Data provided below:
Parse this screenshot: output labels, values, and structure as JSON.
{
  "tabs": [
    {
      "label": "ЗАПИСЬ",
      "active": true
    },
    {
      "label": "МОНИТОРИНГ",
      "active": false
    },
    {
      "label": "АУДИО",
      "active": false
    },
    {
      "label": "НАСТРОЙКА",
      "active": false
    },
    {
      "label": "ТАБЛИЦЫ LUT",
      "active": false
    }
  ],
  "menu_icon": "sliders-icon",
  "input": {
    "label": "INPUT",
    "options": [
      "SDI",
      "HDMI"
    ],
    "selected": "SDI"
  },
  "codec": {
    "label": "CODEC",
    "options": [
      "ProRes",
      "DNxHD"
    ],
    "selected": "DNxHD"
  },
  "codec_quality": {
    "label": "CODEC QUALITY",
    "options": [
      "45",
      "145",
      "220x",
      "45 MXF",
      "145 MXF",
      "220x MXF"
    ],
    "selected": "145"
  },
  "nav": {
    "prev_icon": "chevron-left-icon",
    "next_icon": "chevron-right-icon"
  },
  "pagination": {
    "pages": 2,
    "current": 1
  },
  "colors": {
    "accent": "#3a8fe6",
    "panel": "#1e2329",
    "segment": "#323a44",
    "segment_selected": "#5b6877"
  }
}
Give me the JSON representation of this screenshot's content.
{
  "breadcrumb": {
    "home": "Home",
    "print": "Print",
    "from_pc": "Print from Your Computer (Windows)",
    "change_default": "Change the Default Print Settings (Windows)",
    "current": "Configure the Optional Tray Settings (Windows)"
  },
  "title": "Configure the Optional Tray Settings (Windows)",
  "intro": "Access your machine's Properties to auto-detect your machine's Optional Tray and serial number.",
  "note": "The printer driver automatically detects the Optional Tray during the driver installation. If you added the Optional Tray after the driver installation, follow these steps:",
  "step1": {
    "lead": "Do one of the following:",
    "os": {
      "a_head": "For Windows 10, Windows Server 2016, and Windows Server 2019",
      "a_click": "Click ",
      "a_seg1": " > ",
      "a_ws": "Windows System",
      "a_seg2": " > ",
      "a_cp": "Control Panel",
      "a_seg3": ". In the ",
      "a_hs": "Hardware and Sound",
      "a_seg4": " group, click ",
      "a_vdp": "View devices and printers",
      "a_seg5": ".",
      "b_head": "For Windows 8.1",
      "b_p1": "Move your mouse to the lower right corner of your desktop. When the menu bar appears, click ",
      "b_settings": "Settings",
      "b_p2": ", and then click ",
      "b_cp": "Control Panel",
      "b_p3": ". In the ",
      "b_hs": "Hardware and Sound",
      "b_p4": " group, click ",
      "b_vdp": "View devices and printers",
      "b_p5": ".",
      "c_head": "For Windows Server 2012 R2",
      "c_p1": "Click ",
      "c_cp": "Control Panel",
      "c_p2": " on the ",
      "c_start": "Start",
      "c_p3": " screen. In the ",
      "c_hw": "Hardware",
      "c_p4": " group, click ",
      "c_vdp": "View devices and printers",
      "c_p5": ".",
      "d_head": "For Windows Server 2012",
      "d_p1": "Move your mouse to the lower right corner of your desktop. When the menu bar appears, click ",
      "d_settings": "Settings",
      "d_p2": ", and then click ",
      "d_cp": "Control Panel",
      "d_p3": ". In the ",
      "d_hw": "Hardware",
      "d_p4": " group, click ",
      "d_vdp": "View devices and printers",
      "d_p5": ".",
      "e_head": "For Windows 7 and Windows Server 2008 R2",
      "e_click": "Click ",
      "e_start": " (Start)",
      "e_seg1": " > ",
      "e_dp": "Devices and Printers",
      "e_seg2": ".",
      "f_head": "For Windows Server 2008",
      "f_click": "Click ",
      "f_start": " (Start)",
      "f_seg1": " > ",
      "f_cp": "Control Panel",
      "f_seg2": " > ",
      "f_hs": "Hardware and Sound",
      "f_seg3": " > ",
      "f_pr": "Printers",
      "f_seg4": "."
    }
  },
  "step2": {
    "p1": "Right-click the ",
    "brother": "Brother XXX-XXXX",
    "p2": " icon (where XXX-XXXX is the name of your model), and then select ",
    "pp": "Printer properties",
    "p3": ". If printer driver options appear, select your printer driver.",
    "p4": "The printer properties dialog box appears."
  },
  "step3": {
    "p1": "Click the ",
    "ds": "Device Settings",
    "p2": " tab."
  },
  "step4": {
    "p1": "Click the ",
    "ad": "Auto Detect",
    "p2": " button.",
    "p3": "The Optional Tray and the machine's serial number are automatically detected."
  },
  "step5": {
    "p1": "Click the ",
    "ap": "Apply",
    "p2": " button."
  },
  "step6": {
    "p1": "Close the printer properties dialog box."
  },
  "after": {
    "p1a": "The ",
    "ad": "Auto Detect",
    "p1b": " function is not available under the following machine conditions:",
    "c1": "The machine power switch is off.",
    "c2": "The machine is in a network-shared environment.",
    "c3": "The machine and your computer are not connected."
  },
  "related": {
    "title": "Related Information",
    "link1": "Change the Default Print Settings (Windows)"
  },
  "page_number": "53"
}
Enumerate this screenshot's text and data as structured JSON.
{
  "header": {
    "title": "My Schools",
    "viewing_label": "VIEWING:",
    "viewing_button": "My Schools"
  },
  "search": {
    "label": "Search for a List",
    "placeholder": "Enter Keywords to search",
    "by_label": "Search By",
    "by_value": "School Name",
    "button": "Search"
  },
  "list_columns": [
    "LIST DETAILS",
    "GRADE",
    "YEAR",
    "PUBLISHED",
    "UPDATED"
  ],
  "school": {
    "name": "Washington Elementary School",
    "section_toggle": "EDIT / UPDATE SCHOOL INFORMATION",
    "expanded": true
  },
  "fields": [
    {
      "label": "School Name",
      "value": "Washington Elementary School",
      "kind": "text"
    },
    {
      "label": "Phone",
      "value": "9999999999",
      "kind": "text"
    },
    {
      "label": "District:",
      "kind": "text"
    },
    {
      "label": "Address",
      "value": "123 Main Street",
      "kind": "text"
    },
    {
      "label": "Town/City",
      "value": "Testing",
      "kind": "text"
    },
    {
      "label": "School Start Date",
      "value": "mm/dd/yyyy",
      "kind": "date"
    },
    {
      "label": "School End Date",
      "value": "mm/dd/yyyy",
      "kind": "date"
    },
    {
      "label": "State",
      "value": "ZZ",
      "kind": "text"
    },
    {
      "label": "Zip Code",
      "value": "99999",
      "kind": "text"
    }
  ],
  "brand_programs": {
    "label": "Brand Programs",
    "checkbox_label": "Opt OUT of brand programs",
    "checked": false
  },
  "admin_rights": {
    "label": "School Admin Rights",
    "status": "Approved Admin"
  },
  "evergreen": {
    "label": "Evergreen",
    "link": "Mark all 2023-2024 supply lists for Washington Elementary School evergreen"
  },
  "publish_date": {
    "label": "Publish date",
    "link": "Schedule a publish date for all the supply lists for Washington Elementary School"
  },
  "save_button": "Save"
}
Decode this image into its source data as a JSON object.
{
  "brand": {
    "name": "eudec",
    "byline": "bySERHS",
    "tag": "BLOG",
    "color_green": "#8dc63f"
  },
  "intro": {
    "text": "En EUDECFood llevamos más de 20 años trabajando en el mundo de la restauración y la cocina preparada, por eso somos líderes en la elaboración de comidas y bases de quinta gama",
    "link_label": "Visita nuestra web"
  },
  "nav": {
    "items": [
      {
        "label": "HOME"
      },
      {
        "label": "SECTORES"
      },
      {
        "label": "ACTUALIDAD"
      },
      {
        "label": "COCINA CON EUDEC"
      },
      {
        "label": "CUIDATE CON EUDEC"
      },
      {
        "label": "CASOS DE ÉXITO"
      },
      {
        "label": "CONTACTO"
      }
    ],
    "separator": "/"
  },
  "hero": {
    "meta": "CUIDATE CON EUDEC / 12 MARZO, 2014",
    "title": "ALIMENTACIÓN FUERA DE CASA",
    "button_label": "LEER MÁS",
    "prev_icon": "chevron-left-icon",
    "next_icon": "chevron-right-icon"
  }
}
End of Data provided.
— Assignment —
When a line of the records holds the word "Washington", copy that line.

— Answer for this exercise —
    "name": "Washington Elementary School",
      "value": "Washington Elementary School",
    "link": "Mark all 2023-2024 supply lists for Washington Elementary School evergreen"
    "link": "Schedule a publish date for all the supply lists for Washington Elementary School"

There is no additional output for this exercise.